US 281 crossing at 0.0 miles; Private camp access adjacent to US Highway 281 crossing at 0.1 miles; Private camp access on upstream river right, adjacent to IH 20, at about 12.2 miles; Private camp access on upstream river left, adjacent to IH 20, at about 12.2 miles; IH 20 crossing at about 12.3 miles; Private camp access on downstream river left, adjacent to IH 20, at about 12.4 miles; Private camp adjacent to FM 1543 near Dennis at about 27.2 miles; FM 1543 crossing at Dennis at about 27.3 miles; Private camp adjacent to FM 1884 at about 40.9 miles; FM 1884 crossing at about 41.0 miles (Lake Granbury is approximately 4 miles downstream.) Other access points may be available.
Private Camp, just upstream from FM 4 low-water crossing, at about 22.0 miles; Private Camp, just downstream from FM 4 crossing on river left at about 22.2 miles (access to the river is via a private road where a small fee is required); Private camp, west of Mineral Wells on a county road off US Highway 180, at about 37.4 miles (picnic tables are provided and overnight camping is permitted); Additional camping is available downriver from the US Highway 180 take-out for this section at the private camp at 50.7 miles; C.J. Young's Camp at 71.7 miles; Lake Mineral Wells State Park (817-328-1171). There are numerous sandbar and gravel bar riverside campsites available on a first come, space available basis, with one warning - LOCATE YOUR CAMP ON HIGHER GROUND THAN WILL BE NECESSARY IF THE FLOOD GATES ARE OPENED AT POSSUM KINGDOM DAM! A warning horn sounds before the gates are opened, alerting you to go to high ground, but you may not be able to hear the horn, depending upon where you are on the river. The river can rise 2-3 feet within minutes of opening the flood gates for hydroelectric generation at Possum Kingdom Lake, so be careful when boating and/or camping along the river near the dam. Limited primitive camping may be available at the Highway 16 bridge. There is at least one commercial campground located along or near this reach of the Brazos River.

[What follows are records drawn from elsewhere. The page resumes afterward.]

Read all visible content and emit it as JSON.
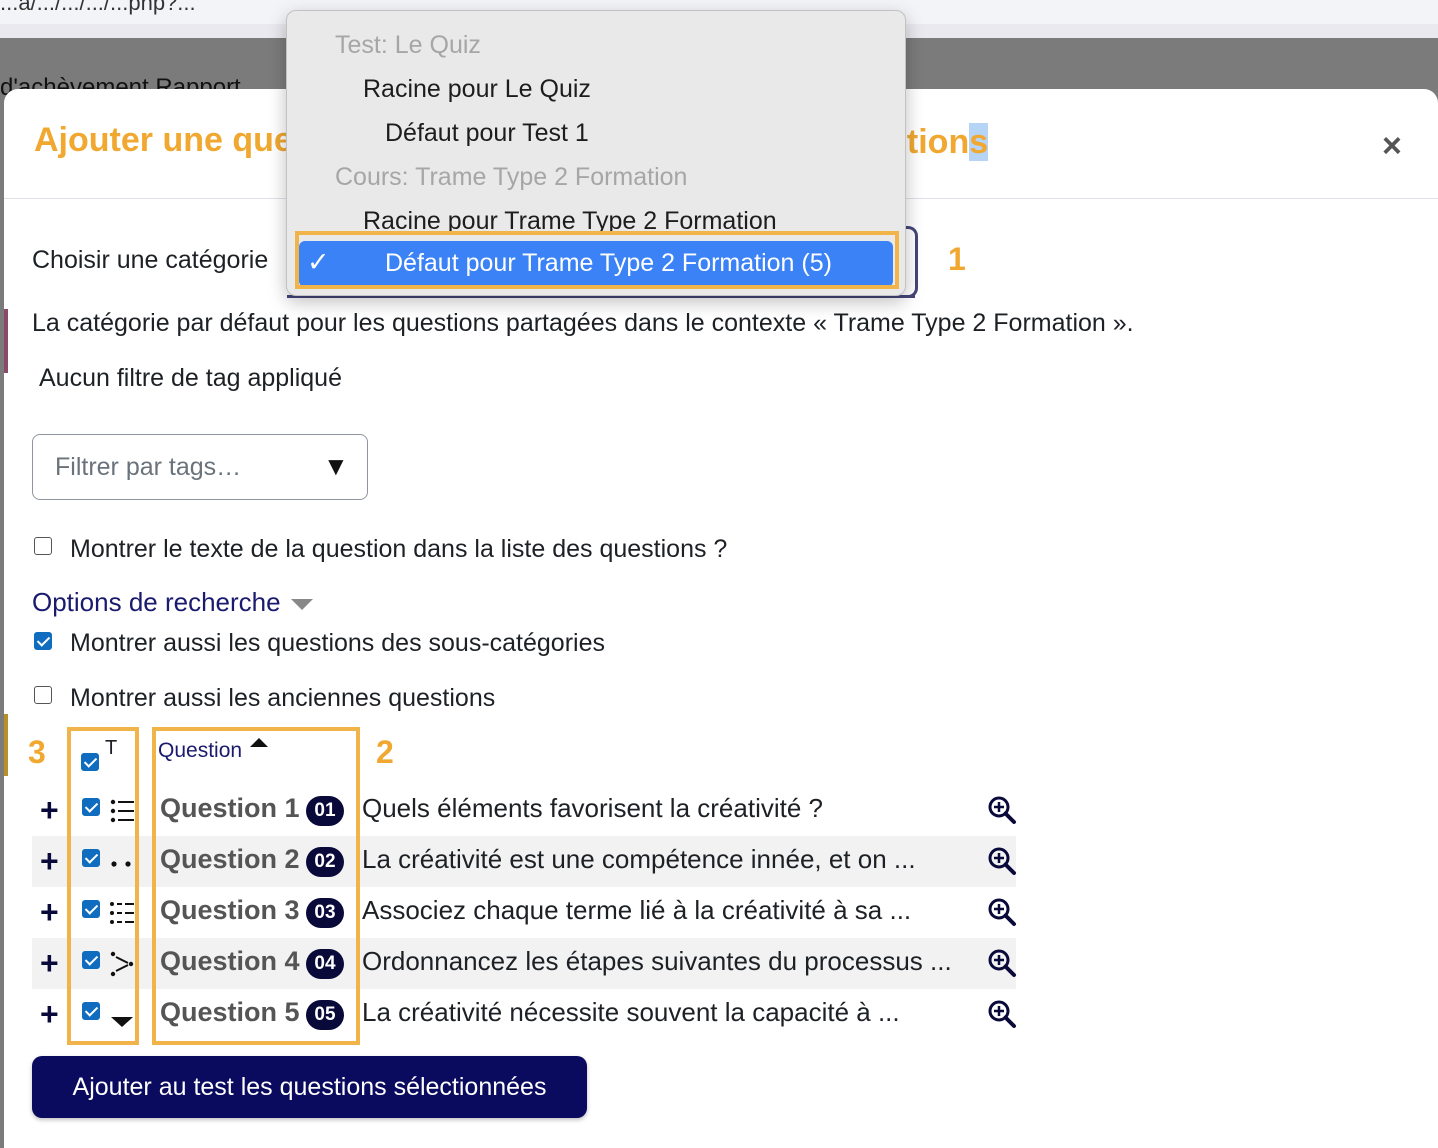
{
  "background": {
    "url_fragment": "...a/.../.../.../...php?...",
    "nav_text": "d'achèvement   Rapport"
  },
  "modal": {
    "title_visible": "Ajouter une que",
    "title_tail_visible": "stion",
    "title_tail_selected": "s",
    "close_label": "×"
  },
  "category": {
    "label": "Choisir une catégorie",
    "description": "La catégorie par défaut pour les questions partagées dans le contexte « Trame Type 2 Formation ».",
    "dropdown": [
      {
        "kind": "group",
        "label": "Test: Le Quiz"
      },
      {
        "kind": "option",
        "label": "Racine pour Le Quiz",
        "level": 1
      },
      {
        "kind": "option",
        "label": "Défaut pour Test 1",
        "level": 2
      },
      {
        "kind": "group",
        "label": "Cours: Trame Type 2 Formation"
      },
      {
        "kind": "option",
        "label": "Racine pour Trame Type 2 Formation",
        "level": 1
      }
    ],
    "selected": {
      "check": "✓",
      "label": "Défaut pour Trame Type 2 Formation (5)"
    }
  },
  "tags": {
    "no_filter": "Aucun filtre de tag appliqué",
    "placeholder": "Filtrer par tags…",
    "caret": "▼"
  },
  "options": {
    "show_text_label": "Montrer le texte de la question dans la liste des questions ?",
    "show_text_checked": false,
    "search_options_label": "Options de recherche",
    "subcategories_label": "Montrer aussi les questions des sous-catégories",
    "subcategories_checked": true,
    "old_questions_label": "Montrer aussi les anciennes questions",
    "old_questions_checked": false
  },
  "annotations": [
    "1",
    "2",
    "3"
  ],
  "table": {
    "col_type": "T",
    "col_question": "Question",
    "sort": "ascending",
    "rows": [
      {
        "add": "+",
        "checked": true,
        "type_icon": "multichoice-icon",
        "name": "Question 1",
        "badge": "01",
        "text": "Quels éléments favorisent la créativité ?"
      },
      {
        "add": "+",
        "checked": true,
        "type_icon": "truefalse-icon",
        "name": "Question 2",
        "badge": "02",
        "text": "La créativité est une compétence innée, et on ..."
      },
      {
        "add": "+",
        "checked": true,
        "type_icon": "matching-icon",
        "name": "Question 3",
        "badge": "03",
        "text": "Associez chaque terme lié à la créativité à sa ..."
      },
      {
        "add": "+",
        "checked": true,
        "type_icon": "ordering-icon",
        "name": "Question 4",
        "badge": "04",
        "text": "Ordonnancez les étapes suivantes du processus ..."
      },
      {
        "add": "+",
        "checked": true,
        "type_icon": "select-missing-words-icon",
        "name": "Question 5",
        "badge": "05",
        "text": "La créativité nécessite souvent la capacité à ..."
      }
    ]
  },
  "add_button": "Ajouter au test les questions sélectionnées",
  "colors": {
    "title": "#f0a830",
    "annotation": "#f0b44a",
    "primary": "#0a0a5e",
    "checkbox": "#0f6cbf",
    "selection": "#3b82f6"
  }
}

Rentals and shuttles are available from at least one commercial outfitter located along or near this reach of the Brazos River. Rentals and shuttles may be available from other providers remote to the river.
The Brazos is not my favorite river. However, there are times when it is fun to paddle. Sometimes I join friends for a moonlight paddle under the full moon on the section below Lake Whitney Dam, and we always have a ball. But, the prevailing headwinds, low water, long portages and less than postcard photo scenery along much of it makes the river not as much fun for me as other rivers I paddle. Having said that, on a good day with mild temperatures, low or no winds and adequate water the Brazos can be a very enjoyable trip.
The upper section is definitely the most beautiful and attractive part of the Brazos that I have paddled (I have no experience below Waco). The cliffs and bluffs lined with cedar trees on the Texas red granite rock far above your head is a natural target for film, so bring a camera (and something waterproof in which to carry it!) and take some memories home. It is warm enough in Spring or Fall to enjoy the Brazos, and many times Winter paddling can be done with comfort due to the normally mild Texas winter seasons.